• Web page and app entries:
========
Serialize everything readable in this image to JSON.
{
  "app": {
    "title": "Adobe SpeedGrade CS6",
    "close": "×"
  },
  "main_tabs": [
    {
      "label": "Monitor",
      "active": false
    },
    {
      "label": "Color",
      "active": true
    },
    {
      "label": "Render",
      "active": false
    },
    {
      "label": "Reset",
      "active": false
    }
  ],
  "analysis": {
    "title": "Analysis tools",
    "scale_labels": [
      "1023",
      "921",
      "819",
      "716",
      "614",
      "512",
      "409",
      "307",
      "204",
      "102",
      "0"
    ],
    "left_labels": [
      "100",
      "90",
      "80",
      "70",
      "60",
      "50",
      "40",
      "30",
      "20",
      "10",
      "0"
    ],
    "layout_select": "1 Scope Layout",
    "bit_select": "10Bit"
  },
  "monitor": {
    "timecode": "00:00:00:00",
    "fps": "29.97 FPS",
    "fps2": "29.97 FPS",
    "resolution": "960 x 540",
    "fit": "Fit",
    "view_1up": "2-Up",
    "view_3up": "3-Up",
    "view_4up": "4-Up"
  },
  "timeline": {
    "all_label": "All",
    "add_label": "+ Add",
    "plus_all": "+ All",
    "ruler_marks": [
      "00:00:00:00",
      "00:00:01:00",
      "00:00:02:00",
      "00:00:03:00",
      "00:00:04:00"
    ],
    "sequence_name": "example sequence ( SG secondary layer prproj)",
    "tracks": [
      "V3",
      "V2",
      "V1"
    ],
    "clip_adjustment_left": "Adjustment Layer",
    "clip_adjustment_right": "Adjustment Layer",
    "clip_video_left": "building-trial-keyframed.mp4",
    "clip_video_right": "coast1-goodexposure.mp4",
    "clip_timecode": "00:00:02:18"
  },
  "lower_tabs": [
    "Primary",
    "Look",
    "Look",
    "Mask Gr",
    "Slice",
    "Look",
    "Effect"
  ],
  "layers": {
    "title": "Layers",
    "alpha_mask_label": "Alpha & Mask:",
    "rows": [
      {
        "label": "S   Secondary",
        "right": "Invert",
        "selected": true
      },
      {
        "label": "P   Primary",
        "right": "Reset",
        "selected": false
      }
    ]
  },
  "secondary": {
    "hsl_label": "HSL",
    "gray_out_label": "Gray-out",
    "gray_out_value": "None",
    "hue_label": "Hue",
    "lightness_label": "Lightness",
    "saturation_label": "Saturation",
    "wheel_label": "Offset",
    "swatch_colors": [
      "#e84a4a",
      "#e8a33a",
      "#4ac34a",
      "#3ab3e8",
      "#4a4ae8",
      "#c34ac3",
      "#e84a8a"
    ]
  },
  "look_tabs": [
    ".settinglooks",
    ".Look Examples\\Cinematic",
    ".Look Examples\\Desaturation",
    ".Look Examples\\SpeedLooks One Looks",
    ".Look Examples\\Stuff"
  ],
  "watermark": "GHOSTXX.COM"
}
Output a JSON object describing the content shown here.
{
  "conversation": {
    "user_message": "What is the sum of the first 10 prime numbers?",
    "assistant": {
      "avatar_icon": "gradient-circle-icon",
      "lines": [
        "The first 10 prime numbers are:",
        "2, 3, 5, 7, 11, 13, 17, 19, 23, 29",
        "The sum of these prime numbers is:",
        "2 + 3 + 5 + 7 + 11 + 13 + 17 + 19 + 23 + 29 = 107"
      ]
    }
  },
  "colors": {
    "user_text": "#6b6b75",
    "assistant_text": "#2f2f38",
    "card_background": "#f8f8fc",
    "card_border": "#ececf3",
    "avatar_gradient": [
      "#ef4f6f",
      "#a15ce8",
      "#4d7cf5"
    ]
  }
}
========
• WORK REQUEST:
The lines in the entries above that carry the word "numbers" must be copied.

• ANSWER TO THE EXERCISE:
    "user_message": "What is the sum of the first 10 prime numbers?",
        "The first 10 prime numbers are:",
        "The sum of these prime numbers is:",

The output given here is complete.